ACTIVITY: Every line below that carries the word "herojoon" needs to be copied.

Dataset rows describing interfaces:

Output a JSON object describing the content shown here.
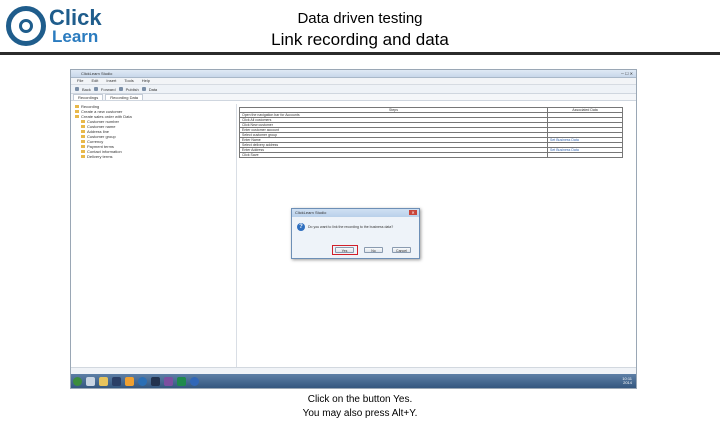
{
  "header": {
    "logo_line1": "Click",
    "logo_line2": "Learn",
    "title_line1": "Data driven testing",
    "title_line2": "Link recording and data"
  },
  "app": {
    "window_title": "ClickLearn Studio",
    "menu": [
      "File",
      "Edit",
      "Insert",
      "Tools",
      "Help"
    ],
    "toolbar_items": [
      "Back",
      "Forward",
      "Publish",
      "Data"
    ],
    "tabs": [
      "Recordings",
      "Recording Data"
    ],
    "tree_items": [
      "Recording",
      "Create a new customer",
      "Create sales order with Data",
      "Customer number",
      "Customer name",
      "Address line",
      "Customer group",
      "Currency",
      "Payment terms",
      "Contact information",
      "Delivery terms"
    ],
    "grid": {
      "headers": [
        "Steps",
        "Associated Data"
      ],
      "rows": [
        [
          "Open the navigation bar for Accounts",
          ""
        ],
        [
          "Click All customers",
          ""
        ],
        [
          "Click New customer",
          ""
        ],
        [
          "Enter customer account",
          ""
        ],
        [
          "Select customer group",
          ""
        ],
        [
          "Enter Name",
          "Set Business Data"
        ],
        [
          "Select delivery address",
          ""
        ],
        [
          "Enter Address",
          "Set Business Data"
        ],
        [
          "Click Save",
          ""
        ]
      ]
    },
    "dialog": {
      "title": "ClickLearn Studio",
      "close_glyph": "✕",
      "icon_glyph": "?",
      "message": "Do you want to link the recording to the business data?",
      "yes_label": "Yes",
      "no_label": "No",
      "cancel_label": "Cancel"
    },
    "clock_time": "10:11",
    "clock_date": "2014"
  },
  "caption": {
    "line1": "Click on the button Yes.",
    "line2": "You may also press Alt+Y."
  },
  "colors": {
    "brand_blue": "#1f5d8c",
    "highlight_red": "#d1202a",
    "taskbar": "#34577f"
  }
}
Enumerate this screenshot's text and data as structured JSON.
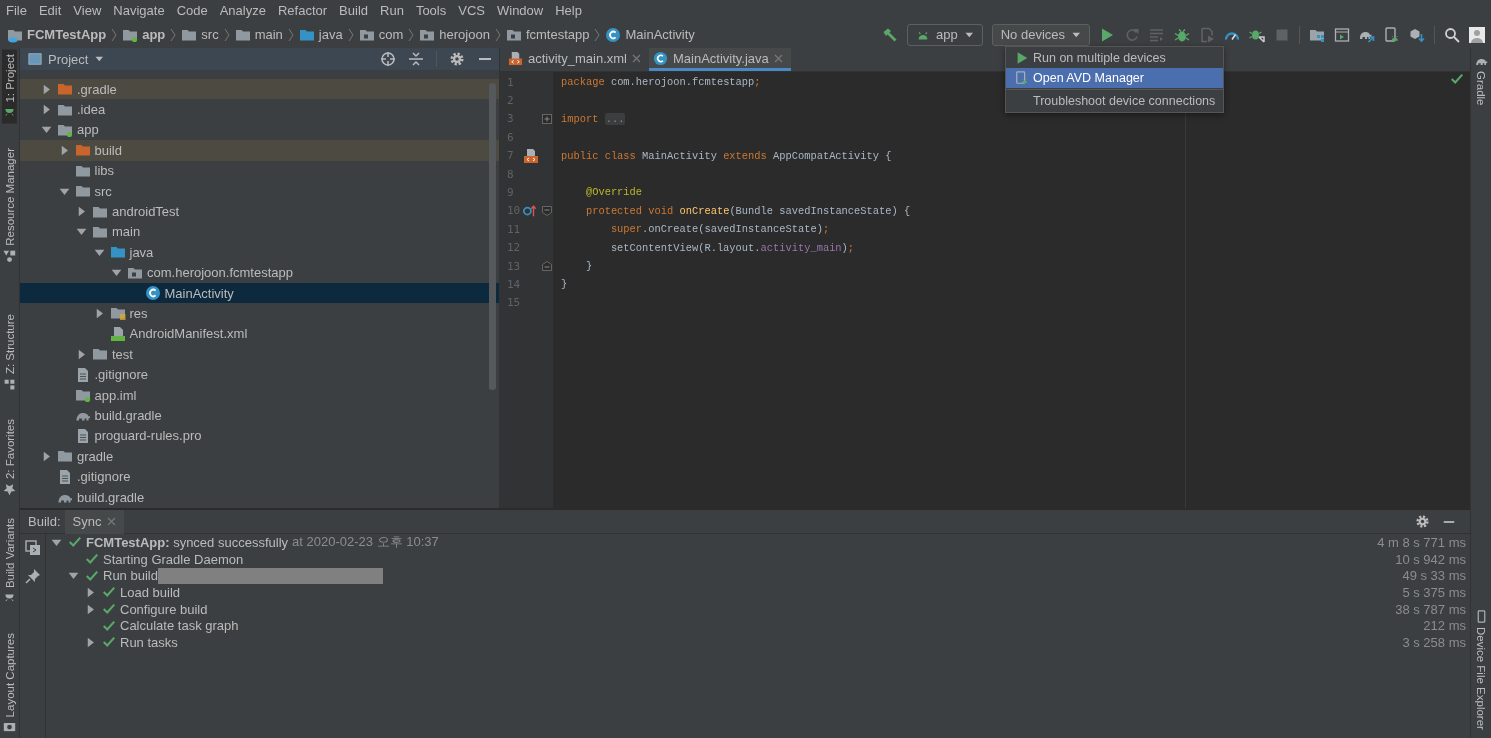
{
  "menu_bar": [
    "File",
    "Edit",
    "View",
    "Navigate",
    "Code",
    "Analyze",
    "Refactor",
    "Build",
    "Run",
    "Tools",
    "VCS",
    "Window",
    "Help"
  ],
  "breadcrumbs": [
    {
      "label": "FCMTestApp",
      "kind": "project"
    },
    {
      "label": "app",
      "kind": "module"
    },
    {
      "label": "src",
      "kind": "folder"
    },
    {
      "label": "main",
      "kind": "folder"
    },
    {
      "label": "java",
      "kind": "source-folder"
    },
    {
      "label": "com",
      "kind": "package"
    },
    {
      "label": "herojoon",
      "kind": "package"
    },
    {
      "label": "fcmtestapp",
      "kind": "package"
    },
    {
      "label": "MainActivity",
      "kind": "class"
    }
  ],
  "toolbar": [
    {
      "kind": "make",
      "disabled": false
    },
    {
      "kind": "run-config",
      "label": "app"
    },
    {
      "kind": "device-selector",
      "label": "No devices",
      "menu": [
        [
          {
            "label": "Run on multiple devices",
            "kind": "run",
            "selected": false
          },
          {
            "label": "Open AVD Manager",
            "kind": "avd",
            "selected": true
          }
        ],
        [
          {
            "label": "Troubleshoot device connections",
            "kind": "plain",
            "selected": false
          }
        ]
      ]
    },
    {
      "kind": "run",
      "disabled": false
    },
    {
      "kind": "apply-changes",
      "disabled": true
    },
    {
      "kind": "apply-code",
      "disabled": true
    },
    {
      "kind": "debug",
      "disabled": false
    },
    {
      "kind": "attach-process",
      "disabled": true
    },
    {
      "kind": "profile",
      "disabled": false
    },
    {
      "kind": "attach-debugger",
      "disabled": false
    },
    {
      "kind": "stop",
      "disabled": true
    },
    {
      "kind": "separator"
    },
    {
      "kind": "project-structure",
      "disabled": false
    },
    {
      "kind": "layout-inspector",
      "disabled": false
    },
    {
      "kind": "sync",
      "disabled": false
    },
    {
      "kind": "avd-manager",
      "disabled": false
    },
    {
      "kind": "sdk-manager",
      "disabled": false
    },
    {
      "kind": "separator"
    },
    {
      "kind": "search",
      "disabled": false
    },
    {
      "kind": "account"
    }
  ],
  "left_tool_strip": {
    "upper": [
      {
        "label": "1: Project",
        "kind": "project",
        "selected": true
      },
      {
        "label": "Resource Manager",
        "kind": "resources",
        "selected": false
      }
    ],
    "lower": [
      {
        "label": "Z: Structure",
        "kind": "structure",
        "selected": false
      },
      {
        "label": "2: Favorites",
        "kind": "favorites",
        "selected": false
      }
    ],
    "bottom": [
      {
        "label": "Build Variants",
        "kind": "build-variants",
        "selected": false
      },
      {
        "label": "Layout Captures",
        "kind": "layout-captures",
        "selected": false
      }
    ]
  },
  "right_tool_strip": {
    "upper": [
      {
        "label": "Gradle",
        "kind": "gradle",
        "selected": false
      }
    ],
    "bottom": [
      {
        "label": "Device File Explorer",
        "kind": "device-explorer",
        "selected": false
      }
    ]
  },
  "project_panel": {
    "view": "Project",
    "tree": [
      {
        "label": ".gradle",
        "kind": "excluded-folder",
        "expanded": false,
        "selected": false
      },
      {
        "label": ".idea",
        "kind": "folder",
        "expanded": false,
        "selected": false
      },
      {
        "label": "app",
        "kind": "module",
        "expanded": true,
        "selected": false,
        "children": [
          {
            "label": "build",
            "kind": "excluded-folder",
            "expanded": false,
            "selected": false
          },
          {
            "label": "libs",
            "kind": "folder",
            "selected": false
          },
          {
            "label": "src",
            "kind": "folder",
            "expanded": true,
            "selected": false,
            "children": [
              {
                "label": "androidTest",
                "kind": "folder",
                "expanded": false,
                "selected": false
              },
              {
                "label": "main",
                "kind": "folder",
                "expanded": true,
                "selected": false,
                "children": [
                  {
                    "label": "java",
                    "kind": "source-folder",
                    "expanded": true,
                    "selected": false,
                    "children": [
                      {
                        "label": "com.herojoon.fcmtestapp",
                        "kind": "package",
                        "expanded": true,
                        "selected": false,
                        "children": [
                          {
                            "label": "MainActivity",
                            "kind": "class",
                            "selected": true
                          }
                        ]
                      }
                    ]
                  },
                  {
                    "label": "res",
                    "kind": "resources",
                    "expanded": false,
                    "selected": false
                  },
                  {
                    "label": "AndroidManifest.xml",
                    "kind": "manifest",
                    "selected": false
                  }
                ]
              },
              {
                "label": "test",
                "kind": "folder",
                "expanded": false,
                "selected": false
              }
            ]
          },
          {
            "label": ".gitignore",
            "kind": "text-file",
            "selected": false
          },
          {
            "label": "app.iml",
            "kind": "module-file",
            "selected": false
          },
          {
            "label": "build.gradle",
            "kind": "gradle-file",
            "selected": false
          },
          {
            "label": "proguard-rules.pro",
            "kind": "text-file",
            "selected": false
          }
        ]
      },
      {
        "label": "gradle",
        "kind": "folder",
        "expanded": false,
        "selected": false
      },
      {
        "label": ".gitignore",
        "kind": "text-file",
        "selected": false
      },
      {
        "label": "build.gradle",
        "kind": "gradle-file",
        "selected": false
      }
    ]
  },
  "editor": {
    "tabs": [
      {
        "label": "activity_main.xml",
        "kind": "layout",
        "selected": false
      },
      {
        "label": "MainActivity.java",
        "kind": "class",
        "selected": true
      }
    ],
    "lines": [
      {
        "number": "1",
        "tokens": [
          {
            "text": "package ",
            "kind": "keyword"
          },
          {
            "text": "com.herojoon.fcmtestapp",
            "kind": "plain"
          },
          {
            "text": ";",
            "kind": "keyword"
          }
        ]
      },
      {
        "number": "2"
      },
      {
        "number": "3",
        "fold_marker": {
          "kind": "collapsed"
        },
        "tokens": [
          {
            "text": "import ",
            "kind": "keyword"
          },
          {
            "text": "...",
            "kind": "folded"
          }
        ]
      },
      {
        "number": "6"
      },
      {
        "number": "7",
        "gutter_icon": {
          "kind": "layout"
        },
        "tokens": [
          {
            "text": "public class ",
            "kind": "keyword"
          },
          {
            "text": "MainActivity ",
            "kind": "plain"
          },
          {
            "text": "extends ",
            "kind": "keyword"
          },
          {
            "text": "AppCompatActivity {",
            "kind": "plain"
          }
        ]
      },
      {
        "number": "8"
      },
      {
        "number": "9",
        "tokens": [
          {
            "text": "    @Override",
            "kind": "annotation"
          }
        ]
      },
      {
        "number": "10",
        "gutter_icon": {
          "kind": "override"
        },
        "fold_marker": {
          "kind": "start"
        },
        "tokens": [
          {
            "text": "    protected void ",
            "kind": "keyword"
          },
          {
            "text": "onCreate",
            "kind": "method"
          },
          {
            "text": "(Bundle savedInstanceState) {",
            "kind": "plain"
          }
        ]
      },
      {
        "number": "11",
        "tokens": [
          {
            "text": "        super",
            "kind": "keyword"
          },
          {
            "text": ".onCreate(savedInstanceState)",
            "kind": "plain"
          },
          {
            "text": ";",
            "kind": "keyword"
          }
        ]
      },
      {
        "number": "12",
        "tokens": [
          {
            "text": "        setContentView(R.layout.",
            "kind": "plain"
          },
          {
            "text": "activity_main",
            "kind": "field"
          },
          {
            "text": ")",
            "kind": "plain"
          },
          {
            "text": ";",
            "kind": "keyword"
          }
        ]
      },
      {
        "number": "13",
        "fold_marker": {
          "kind": "end"
        },
        "tokens": [
          {
            "text": "    }",
            "kind": "plain"
          }
        ]
      },
      {
        "number": "14",
        "tokens": [
          {
            "text": "}",
            "kind": "plain"
          }
        ]
      },
      {
        "number": "15"
      }
    ]
  },
  "build_panel": {
    "title": "Build:",
    "tabs": [
      {
        "label": "Sync",
        "selected": true
      }
    ],
    "tree": [
      {
        "label": "**FCMTestApp:** synced successfully",
        "detail": "at 2020-02-23 오후 10:37",
        "succeeded": true,
        "time": "4 m 8 s 771 ms",
        "expanded": true,
        "children": [
          {
            "label": "Starting Gradle Daemon",
            "succeeded": true,
            "time": "10 s 942 ms"
          },
          {
            "label": "Run build",
            "succeeded": true,
            "time": "49 s 33 ms",
            "redacted": true,
            "expanded": true,
            "children": [
              {
                "label": "Load build",
                "succeeded": true,
                "time": "5 s 375 ms",
                "expanded": false
              },
              {
                "label": "Configure build",
                "succeeded": true,
                "time": "38 s 787 ms",
                "expanded": false
              },
              {
                "label": "Calculate task graph",
                "succeeded": true,
                "time": "212 ms"
              },
              {
                "label": "Run tasks",
                "succeeded": true,
                "time": "3 s 258 ms",
                "expanded": false
              }
            ]
          }
        ]
      }
    ]
  }
}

OUTPUT OF THE EXERCISE:
      "label": "herojoon",
                        "label": "com.herojoon.fcmtestapp",
            "text": "com.herojoon.fcmtestapp",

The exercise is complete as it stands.